___ Dataset records

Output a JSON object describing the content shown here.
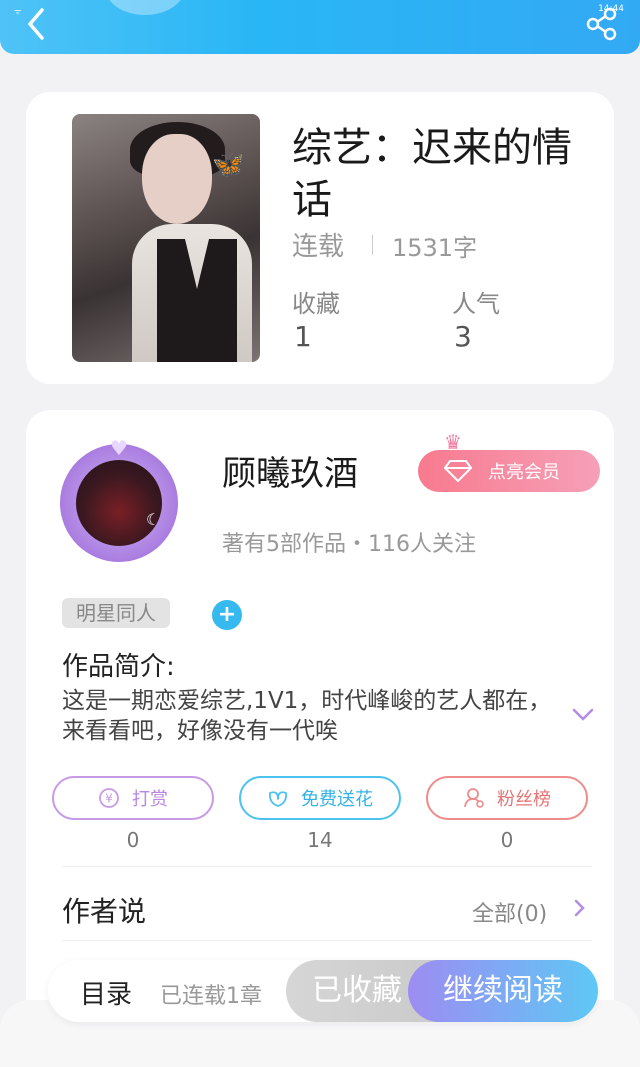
{
  "status_bar": {
    "time": "14:44"
  },
  "book": {
    "title": "综艺：迟来的情话",
    "status": "连载",
    "word_count": "1531字",
    "favorites_label": "收藏",
    "favorites_value": "1",
    "popularity_label": "人气",
    "popularity_value": "3"
  },
  "author": {
    "name": "顾曦玖酒",
    "vip_button": "点亮会员",
    "meta": "著有5部作品・116人关注",
    "tag": "明星同人"
  },
  "intro": {
    "label": "作品简介:",
    "text": "这是一期恋爱综艺,1V1，时代峰峻的艺人都在，来看看吧，好像没有一代唉"
  },
  "actions": [
    {
      "label": "打赏",
      "count": "0",
      "color": "#c79ae6",
      "icon": "yen-icon"
    },
    {
      "label": "免费送花",
      "count": "14",
      "color": "#4cc3ef",
      "icon": "flower-icon"
    },
    {
      "label": "粉丝榜",
      "count": "0",
      "color": "#ee8b8b",
      "icon": "fans-icon"
    }
  ],
  "author_says": {
    "label": "作者说",
    "all": "全部(0)"
  },
  "bottom_bar": {
    "catalog": "目录",
    "chapters": "已连载1章",
    "favorited": "已收藏",
    "continue": "继续阅读"
  },
  "colors": {
    "header": "#29b6f6",
    "accent_purple": "#9d8cf2",
    "vip_pink": "#f87a8e"
  }
}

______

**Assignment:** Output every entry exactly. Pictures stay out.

**Exercise result:**
Output a JSON object describing the content shown here.
{
  "status_bar": {
    "time": "14:44"
  },
  "book": {
    "title": "综艺：迟来的情话",
    "status": "连载",
    "word_count": "1531字",
    "favorites_label": "收藏",
    "favorites_value": "1",
    "popularity_label": "人气",
    "popularity_value": "3"
  },
  "author": {
    "name": "顾曦玖酒",
    "vip_button": "点亮会员",
    "meta": "著有5部作品・116人关注",
    "tag": "明星同人"
  },
  "intro": {
    "label": "作品简介:",
    "text": "这是一期恋爱综艺,1V1，时代峰峻的艺人都在，来看看吧，好像没有一代唉"
  },
  "actions": [
    {
      "label": "打赏",
      "count": "0",
      "color": "#c79ae6",
      "icon": "yen-icon"
    },
    {
      "label": "免费送花",
      "count": "14",
      "color": "#4cc3ef",
      "icon": "flower-icon"
    },
    {
      "label": "粉丝榜",
      "count": "0",
      "color": "#ee8b8b",
      "icon": "fans-icon"
    }
  ],
  "author_says": {
    "label": "作者说",
    "all": "全部(0)"
  },
  "bottom_bar": {
    "catalog": "目录",
    "chapters": "已连载1章",
    "favorited": "已收藏",
    "continue": "继续阅读"
  },
  "colors": {
    "header": "#29b6f6",
    "accent_purple": "#9d8cf2",
    "vip_pink": "#f87a8e"
  }
}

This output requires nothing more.